Riyadh (AFP) – A Saudi-led military coalition on Monday announced $1.5 billion in new humanitarian aid for Yemen, after the United Nations made what it called a record appeal for assistance for the war-ravaged country.
The coalition also said it would also “increase the capacities of Yemeni ports to receive humanitarian” imports, as it faces mounting criticism for imposing a crippling blockade on the country.
The latest aid package, which follows last week’s $2 billion Saudi cash injection to Yemen’s central bank, comes amid an ever-broadening crisis in the country, where the conflict, cholera and looming famine have killed thousands and put millions of lives at risk.
“The coalition will coordinate… $1.5 billion in new humanitarian aid funding for distribution across UN agencies and international relief organisations,” the coalition announced in a statement.
The new aid programme seeks to open land, sea and air lanes to Yemen to boost monthly imports to 1.4 million metric tons from 1.1 million last year, the statement said.
The coalition pledged up to $40 million for the expansion of ports to accommodate additional humanitarian shipments, adding that it would set up an air corridor between Riyadh and the central Yemeni province of Marib to run multiple aid flights of C130 cargo planes.
The coalition said it would set up 17 additional “safe-passage corridors” to facilitate overland transport for humanitarian organisations operating in the remote interiors of Yemen.
“The coalition is placing its military resources at the disposal of these broad-ranging humanitarian operations,” said coalition spokesman Turki al-Maliki.
“We are backing a professionally planned and detailed humanitarian mission with military power and precision to guarantee that the humanitarian aid reaches the people who need it to lift their suffering.”
Saudi Arabia leads a military coalition that intervened in Yemen in 2015 with the stated aim of rolling back Huthi rebel gains and restoring the country’s “legitimate” government to power.
The United Nations on Sunday made what it described as a record appeal for aid to Yemen, calling for nearly $3 billion in humanitarian relief for the crisis-plagued country.
Saudi Arabia on Wednesday deposited $2 billion in Yemen’s central bank after the Yemeni prime minister made a public plea for funds to prop up the currency and help stave off hunger.
More than 9,200 people have been killed in Yemen since March 2015, when the Saudi-led military coalition intervened in the war.
Another nearly 2,200 Yemenis have died of cholera amid deteriorating hygiene and sanitation conditions, the World Health Organisation says.

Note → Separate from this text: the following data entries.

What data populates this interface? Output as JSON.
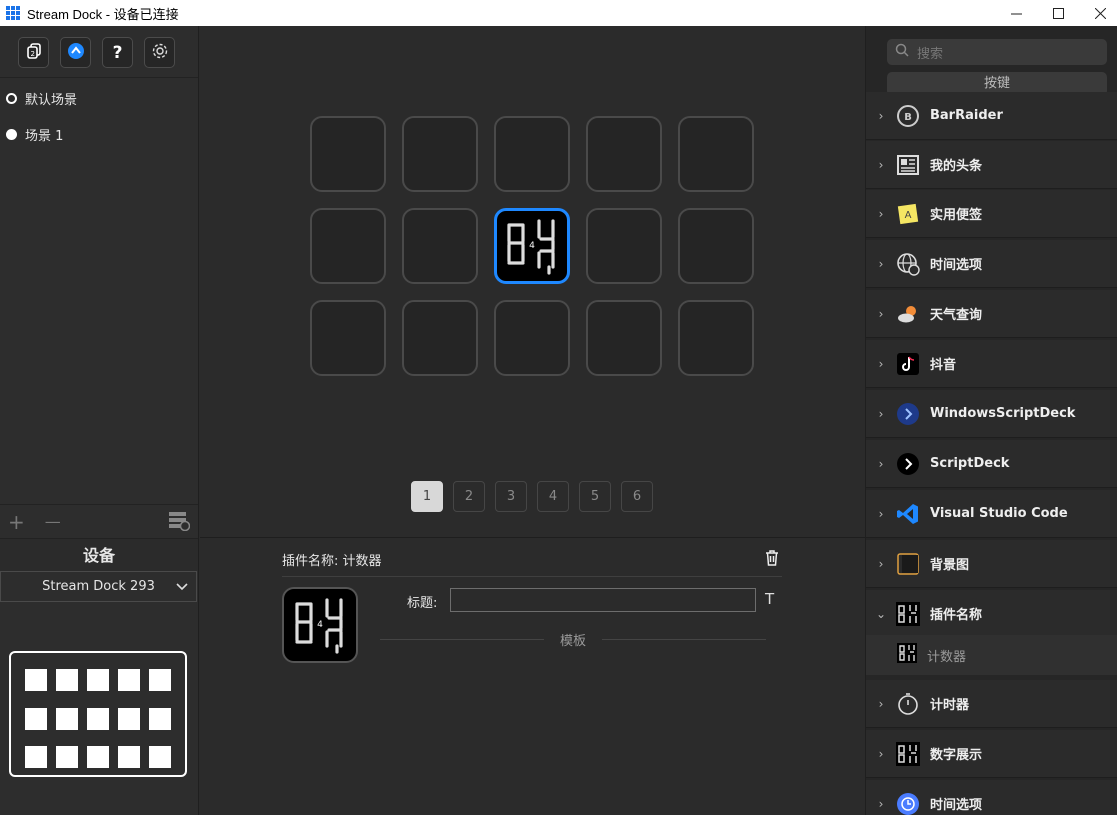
{
  "window": {
    "title": "Stream Dock - 设备已连接",
    "minimize_glyph": "—",
    "maximize_glyph": "☐",
    "close_glyph": "✕"
  },
  "toolbar": {
    "buttons": [
      {
        "name": "profile-icon"
      },
      {
        "name": "store-icon"
      },
      {
        "name": "help-icon",
        "glyph": "?"
      },
      {
        "name": "gear-icon"
      }
    ]
  },
  "scenes": [
    {
      "label": "默认场景",
      "selected": false
    },
    {
      "label": "场景 1",
      "selected": true
    }
  ],
  "scene_actions": {
    "add": "+",
    "remove": "—"
  },
  "device": {
    "header": "设备",
    "selected": "Stream Dock 293"
  },
  "keys": {
    "rows": 3,
    "cols": 5,
    "active_index": 7,
    "counter_value": "4"
  },
  "pages": [
    "1",
    "2",
    "3",
    "4",
    "5",
    "6"
  ],
  "current_page": "1",
  "properties": {
    "plugin_name": "插件名称: 计数器",
    "title_label": "标题:",
    "title_value": "",
    "title_format_glyph": "T",
    "template_label": "模板"
  },
  "right": {
    "search_placeholder": "搜索",
    "category_button": "按键",
    "plugins": [
      {
        "label": "BarRaider",
        "icon": "barraider-icon",
        "expanded": false
      },
      {
        "label": "我的头条",
        "icon": "news-icon",
        "expanded": false
      },
      {
        "label": "实用便签",
        "icon": "sticky-note-icon",
        "expanded": false
      },
      {
        "label": "时间选项",
        "icon": "globe-clock-icon",
        "expanded": false
      },
      {
        "label": "天气查询",
        "icon": "weather-icon",
        "expanded": false
      },
      {
        "label": "抖音",
        "icon": "tiktok-icon",
        "expanded": false
      },
      {
        "label": "WindowsScriptDeck",
        "icon": "windows-scriptdeck-icon",
        "expanded": false
      },
      {
        "label": "ScriptDeck",
        "icon": "scriptdeck-icon",
        "expanded": false
      },
      {
        "label": "Visual Studio Code",
        "icon": "vscode-icon",
        "expanded": false
      },
      {
        "label": "背景图",
        "icon": "background-icon",
        "expanded": false
      },
      {
        "label": "插件名称",
        "icon": "counter-icon",
        "expanded": true,
        "children": [
          {
            "label": "计数器",
            "icon": "counter-icon"
          }
        ]
      },
      {
        "label": "计时器",
        "icon": "stopwatch-icon",
        "expanded": false
      },
      {
        "label": "数字展示",
        "icon": "counter-icon",
        "expanded": false
      },
      {
        "label": "时间选项",
        "icon": "clock-icon",
        "expanded": false
      }
    ]
  },
  "colors": {
    "accent": "#1e88ff",
    "background": "#2b2b2b"
  }
}
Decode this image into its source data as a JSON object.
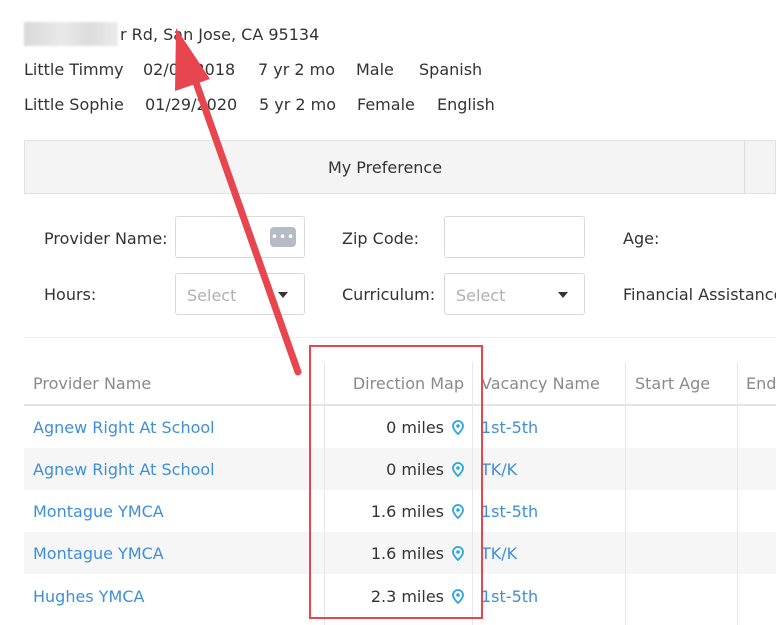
{
  "header": {
    "address_suffix": "r Rd, San Jose, CA 95134",
    "children": [
      {
        "name": "Little Timmy",
        "dob": "02/01/2018",
        "age": "7 yr 2 mo",
        "gender": "Male",
        "language": "Spanish"
      },
      {
        "name": "Little Sophie",
        "dob": "01/29/2020",
        "age": "5 yr 2 mo",
        "gender": "Female",
        "language": "English"
      }
    ]
  },
  "tabs": {
    "my_preference": "My Preference"
  },
  "filters": {
    "provider_name_label": "Provider Name:",
    "zip_code_label": "Zip Code:",
    "age_label": "Age:",
    "hours_label": "Hours:",
    "hours_placeholder": "Select",
    "curriculum_label": "Curriculum:",
    "curriculum_placeholder": "Select",
    "financial_label": "Financial Assistance:"
  },
  "table": {
    "columns": [
      "Provider Name",
      "Direction Map",
      "Vacancy Name",
      "Start Age",
      "End"
    ],
    "rows": [
      {
        "provider": "Agnew Right At School",
        "distance": "0 miles",
        "vacancy": "1st-5th"
      },
      {
        "provider": "Agnew Right At School",
        "distance": "0 miles",
        "vacancy": "TK/K"
      },
      {
        "provider": "Montague YMCA",
        "distance": "1.6 miles",
        "vacancy": "1st-5th"
      },
      {
        "provider": "Montague YMCA",
        "distance": "1.6 miles",
        "vacancy": "TK/K"
      },
      {
        "provider": "Hughes YMCA",
        "distance": "2.3 miles",
        "vacancy": "1st-5th"
      }
    ]
  },
  "colors": {
    "link": "#3f8fd8",
    "pin": "#2aa7e0",
    "annotation": "#e8464e"
  }
}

Over the past year, the United Nations’ efforts to address what it has described as the world’s worst humanitarian crisis have been hampered by a crippling blockade of rebel-held ports by the Saudi-led coalition.